But that's my skepticism in a nutshell. If I light some candles in my apartment it gets gradually warmer, For a while. Then the AC kicks in. The temperature feedback mechanism in my apartment is much larger than the heat source of a candle, or my gaming rig for that matter.
The feedbacks in place on this planet typical function over thousands of years. What's happening now is taking place over a 100 years. That's not lighting a couple of candles, that's dumping gasoline all over your apartment and setting it on fire.
It's not just the amount of warming, it's how fast it is occurring.
We know there's some sort of 100 k year cycle. Is it a feedback mechanism? Is it a strong one?
That's known as Milankovich cycles and it has to do with the natural orbital dynamics of the planet. It's not a feedback mechanism. And right now we should technically be cooling (an we were until we started burning fossil fuels in earnest).
Is more CO2 just going to kick in the cooling sooner, or overwhelm the cooling?
CO2 is not going to cool the plant. Fourier figured this out back in the early 1800's, and all the science done since then bears this out. Oh people have certainly tried to come up with negative feedbacks based on increased CO2, but none of them have stood up to the test. And now that scientists are runnin fully coupled climate models there is no evidence of a natural negative feedback from increasing CO2. In fact, they have been finding more positive feedbacks.
The one thing we do know is that "stable climate" is an oxymoron. Keeping temps at the same level just isn't one of our choices. So is warmer or cooler going to bring a better standard of living in the long run?
Neither. Our entire civilization depends on how the climate is. Climate shifts, even regional ones, can be quite painful to deal with an historically have caused whole civilization to collapse. And we could have kept things relatively stable if we hd started taking action 20 years ago, but we're way past that.
And is more CO2 going to make it warmer (the simple analysis) or cooler (due to corrective feedback coming sooner)?
There's plenty of peer-reviewed research to answer these questions, but in short yes to the first and no to the second.
And if it's going to get bad, what that cost in $, and what's it cost to avoid some of it in $, and what's the cheaper path?
That's just one aspect that climate scientists are researching.
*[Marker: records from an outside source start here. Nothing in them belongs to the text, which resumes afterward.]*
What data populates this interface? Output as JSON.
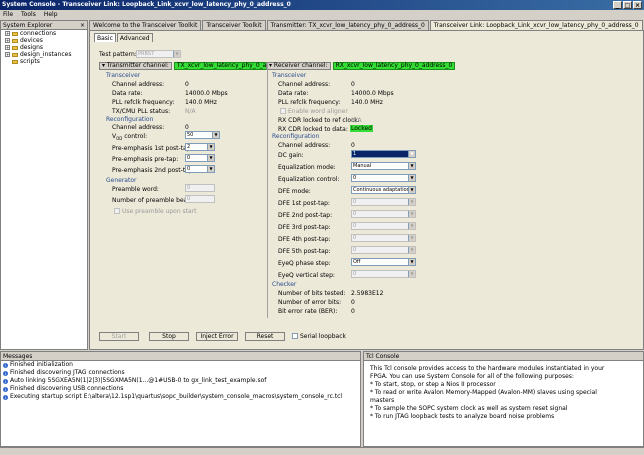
{
  "window": {
    "title": "System Console - Transceiver Link: Loopback_Link_xcvr_low_latency_phy_0_address_0"
  },
  "menu": [
    "File",
    "Tools",
    "Help"
  ],
  "explorer": {
    "title": "System Explorer",
    "items": [
      "connections",
      "devices",
      "designs",
      "design_instances",
      "scripts"
    ]
  },
  "tabs": [
    "Welcome to the Transceiver Toolkit",
    "Transceiver Toolkit",
    "Transmitter: TX_xcvr_low_latency_phy_0_address_0",
    "Transceiver Link: Loopback_Link_xcvr_low_latency_phy_0_address_0"
  ],
  "subtabs": [
    "Basic",
    "Advanced"
  ],
  "test_pattern": {
    "label": "Test pattern:",
    "value": "PRBS7"
  },
  "tx": {
    "channel_btn": "Transmitter channel:",
    "channel_name": "TX_xcvr_low_latency_phy_0_address_0",
    "transceiver_hdr": "Transceiver",
    "rows": [
      {
        "label": "Channel address:",
        "value": "0"
      },
      {
        "label": "Data rate:",
        "value": "14000.0 Mbps"
      },
      {
        "label": "PLL refclk frequency:",
        "value": "140.0 MHz"
      },
      {
        "label": "TX/CMU PLL status:",
        "value": "N/A"
      }
    ],
    "reconfig_hdr": "Reconfiguration",
    "reconfig_addr": {
      "label": "Channel address:",
      "value": "0"
    },
    "vod": {
      "label_v": "V",
      "label_sub": "OD",
      "label_rest": " control:",
      "value": "50"
    },
    "pre1": {
      "label": "Pre-emphasis 1st post-tap:",
      "value": "2"
    },
    "pre0": {
      "label": "Pre-emphasis pre-tap:",
      "value": "0"
    },
    "pre2": {
      "label": "Pre-emphasis 2nd post-tap:",
      "value": "0"
    },
    "generator_hdr": "Generator",
    "preamble_word": {
      "label": "Preamble word:",
      "value": "0"
    },
    "preamble_beats": {
      "label": "Number of preamble beats:",
      "value": "0"
    },
    "use_preamble": "Use preamble upon start"
  },
  "rx": {
    "channel_btn": "Receiver channel:",
    "channel_name": "RX_xcvr_low_latency_phy_0_address_0",
    "transceiver_hdr": "Transceiver",
    "rows": [
      {
        "label": "Channel address:",
        "value": "0"
      },
      {
        "label": "Data rate:",
        "value": "14000.0 Mbps"
      },
      {
        "label": "PLL refclk frequency:",
        "value": "140.0 MHz"
      }
    ],
    "word_aligner": "Enable word aligner",
    "cdr_ref": {
      "label": "RX CDR locked to ref clock:",
      "value": "N/A"
    },
    "cdr_data": {
      "label": "RX CDR locked to data:",
      "value": "Locked"
    },
    "reconfig_hdr": "Reconfiguration",
    "reconfig_addr": {
      "label": "Channel address:",
      "value": "0"
    },
    "dc_gain": {
      "label": "DC gain:",
      "value": "1"
    },
    "eq_mode": {
      "label": "Equalization mode:",
      "value": "Manual"
    },
    "eq_ctrl": {
      "label": "Equalization control:",
      "value": "0"
    },
    "dfe_mode": {
      "label": "DFE mode:",
      "value": "Continuous adaptation"
    },
    "dfe": [
      {
        "label": "DFE 1st post-tap:",
        "value": "0"
      },
      {
        "label": "DFE 2nd post-tap:",
        "value": "0"
      },
      {
        "label": "DFE 3rd post-tap:",
        "value": "0"
      },
      {
        "label": "DFE 4th post-tap:",
        "value": "0"
      },
      {
        "label": "DFE 5th post-tap:",
        "value": "0"
      }
    ],
    "eyeq_phase": {
      "label": "EyeQ phase step:",
      "value": "Off"
    },
    "eyeq_vert": {
      "label": "EyeQ vertical step:",
      "value": "0"
    },
    "checker_hdr": "Checker",
    "bits_tested": {
      "label": "Number of bits tested:",
      "value": "2.5983E12"
    },
    "error_bits": {
      "label": "Number of error bits:",
      "value": "0"
    },
    "ber": {
      "label": "Bit error rate (BER):",
      "value": "0"
    }
  },
  "buttons": {
    "start": "Start",
    "stop": "Stop",
    "inject": "Inject Error",
    "reset": "Reset",
    "serial": "Serial loopback"
  },
  "messages": {
    "title": "Messages",
    "items": [
      "Finished initialization",
      "Finished discovering JTAG connections",
      "Auto linking 5SGXEA5N(1|2|3)|5SGXMA5N(1...@1#USB-0 to gx_link_test_example.sof",
      "Finished discovering USB connections",
      "Executing startup script E:\\altera\\12.1sp1\\quartus\\sopc_builder\\system_console_macros\\system_console_rc.tcl"
    ]
  },
  "tcl": {
    "title": "Tcl Console",
    "lines": [
      "This Tcl console provides access to the hardware modules instantiated in your",
      "FPGA. You can use System Console for all of the following purposes:",
      "",
      "  * To start, stop, or step a Nios II processor",
      "  * To read or write Avalon Memory-Mapped (Avalon-MM) slaves using special",
      "    masters",
      "  * To sample the SOPC system clock as well as system reset signal",
      "  * To run JTAG loopback tests to analyze board noise problems"
    ]
  }
}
It WOULD have been cheaper if we had started taking steps to reduce fossil fuel consumption, but at this point we're going to see at least a 2C rise (even if we stopped all CO2 production today). There is also little hope for any serious actions to be taken in the near future. We lack the will and global cohesion. Basically, I doubt any serious action will be taken until it "gets bad" but by then it will be far to late to prevent anything.
It amazes my how many people have strong opinions about this, but have never thought about it beyond "man change - man change bad".
Science is not opinion. It is also not a popularity contest. The science shows that the climate is changing. The science shows that this will result in negative impacts. The science, in this case, is showing "man change bad". Make of that what you want.